Saturday, June 10, 2006

The Second Annual Anglican Use Conference, Scranton, June 2006: A View from the Floor

Part I, In Which the Author Sizes Up the Scene

It was then when I saw the Anglican priest with the Father Knows Best pipe, playfully teaching his little boy the names of the stained-glass colors in German, Grün grün grün, that I knew I was going to fit in just fine around here.

It felt like I’d crammed three lifetimes into the last three weeks. I’d graduated from Notre Dame less than a month earlier, yet there was something hazily archival about my memories of campus. My friends were very still much on my mind as I clicked through the digital photos of Senior Week, and I was certain those ties, as if of an invisible college, still bound us; yet, I knew my student days had firmly passed into history. And I was fine with that, much to my surprise.

I’d gotten into Scranton only a few hours ago, and had pulled alongside St. Clare’s to see the hunched figure of Cardinal Dulles, the keynote speaker, slowly moving down the ramp to the basement social hall. A large banner out front of the boxy brick utility-Romanesque structure welcomed us to the conference. The answer to the Anglican Use had come to roost in this quiet corner of an old suburban neighborhood lay in the Episcopalian church we’d passed on the way up here, the pleasantly provincial neo-Gothic Good Shepherd. Eric Berman was now the executive director of the conference’s co-sponsor, the St. Thomas More Society. He had once been its pastor, and if the Bishop of Scranton had his way, might someday be the priest of a fully-fledged Anglican Use parish. For the moment, though, as I found out when I met him, he was in suit and tie, and quietly carrying around his sleepy daughter Julia, her baby head against his shoulder. The paperwork to ordain a married man, which had to go through Rome herself, had yet to come through.

After a social lunch, we moved upstairs to the main church to begin the afternoon’s slate of speakers. The conference’s theme was Conversion to Catholicism, and the Anglican Use Society’s president, Joseph G. Blake, set the tone and broke the ice with his opening remarks. What was this thing Anglicanism? Was it, as he had thought as a child, the son of a tailor, merely an Anglophilic, royalist sense of panache? He moved through a series of family anecdotes, his grandmother who, convinced the world had ended with the death of Edward VII, died herself well into the electric age in a house lit by oil lamps and under the watch of an enormous framed portrait of Queen Alexandra. Was Anglicanism this frivolous? Jokes about Episcopalians, lightbulbs and martinis are legion.

But that was not the point of it all.

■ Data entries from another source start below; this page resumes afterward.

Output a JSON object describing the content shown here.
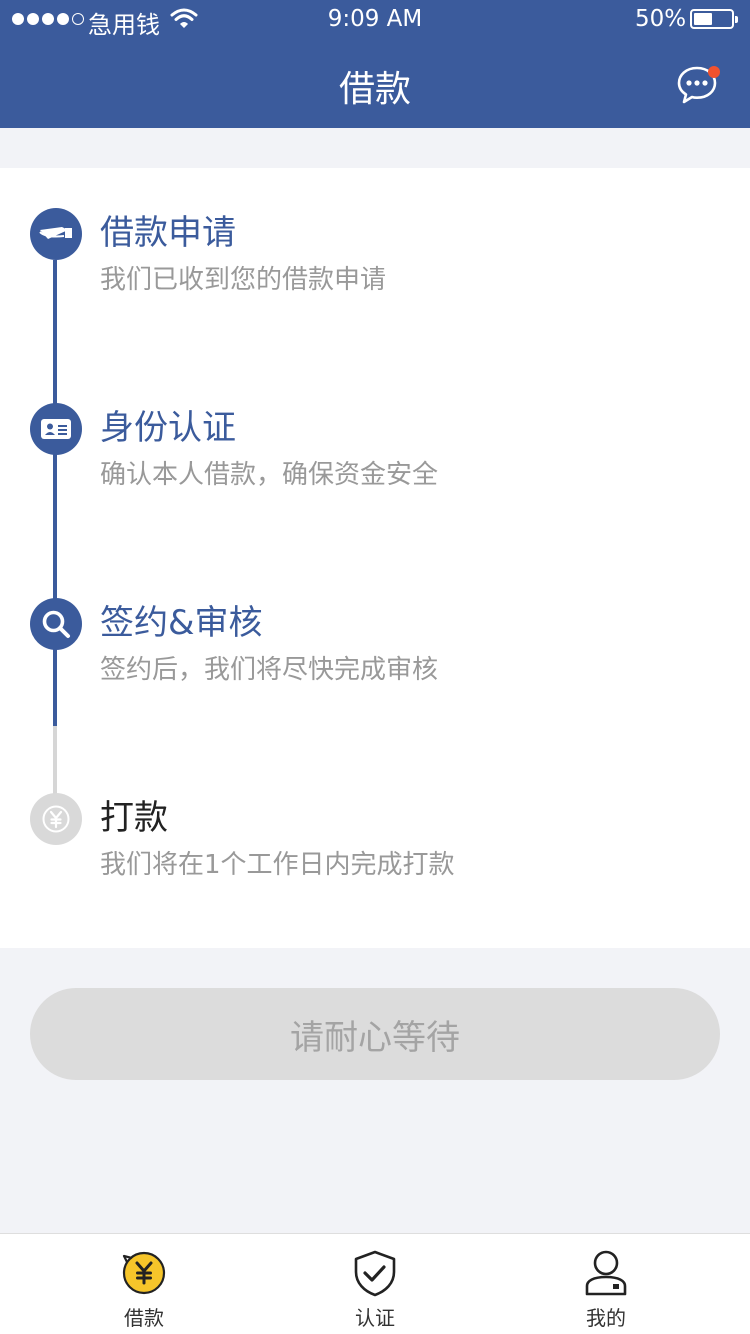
{
  "status_bar": {
    "carrier": "急用钱",
    "time": "9:09 AM",
    "battery": "50%",
    "battery_level": 0.5
  },
  "nav": {
    "title": "借款",
    "message_icon": "chat-bubble-icon",
    "has_unread": true
  },
  "steps": [
    {
      "title": "借款申请",
      "desc": "我们已收到您的借款申请",
      "icon": "loan-application-icon",
      "active": true
    },
    {
      "title": "身份认证",
      "desc": "确认本人借款，确保资金安全",
      "icon": "id-card-icon",
      "active": true
    },
    {
      "title": "签约&审核",
      "desc": "签约后，我们将尽快完成审核",
      "icon": "search-icon",
      "active": true
    },
    {
      "title": "打款",
      "desc": "我们将在1个工作日内完成打款",
      "icon": "yen-coin-icon",
      "active": false
    }
  ],
  "action_button": {
    "label": "请耐心等待"
  },
  "tabbar": {
    "tabs": [
      {
        "label": "借款",
        "icon": "yen-coin-icon"
      },
      {
        "label": "认证",
        "icon": "shield-check-icon"
      },
      {
        "label": "我的",
        "icon": "user-icon"
      }
    ]
  },
  "colors": {
    "primary": "#3b5b9c",
    "inactive": "#d9d9d9",
    "badge": "#f2522e",
    "tab_active_icon": "#f6c52a"
  }
}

What the Anglican Use preserved, he said, and what it brought to Catholicism’s table of contemplation was the spirituality of the Prayer Book. There was the its monumental poetic spirit, its stark canonical sense of right and wrong, that had formed men of integrity such as Churchill and FDR. They had sat through service after required service at Groton and Harrow, and it seemed to have rubbed off on them. Like the Society’s patron Thomas More, when pressed to the wall, they clamored like champions.

Eric Bergman then introduced himself, and gave us a few statistics. There were 20 Anglican or Episcopalian clergy in the pews that afternoon, 17 Catholic priests, including Our Lady of the Atonement pastor Christopher Philips, participants from over 17 U.S. states, a fellow from D.C. and a lone Canadian. I’d noticed down in the hall what a varied, and for that matter, rather singular group we were. There were the Catholics in uniform clerical blacks, and a whole kaleidoscope of Anglicans, both Canterbury and not. A few had quietly opted for jacket and tie rather than collar, the “Father” on their nameplates the only clue to their identity, while among the others there were Roman collars, Anglican collars, bishops in violet shirtfronts and pectoral crosses, earnest young fellows in round spectacles, a troop of Anglican Franciscans and a brown-habited nun with the extraordinary name of Sister Paraclete. I couldn’t help wondering what they made of all this—did the Tiber’s waters look spiritually inviting to them?

I was about to find out.

More recent articles:

For more articles, see the NLM archives: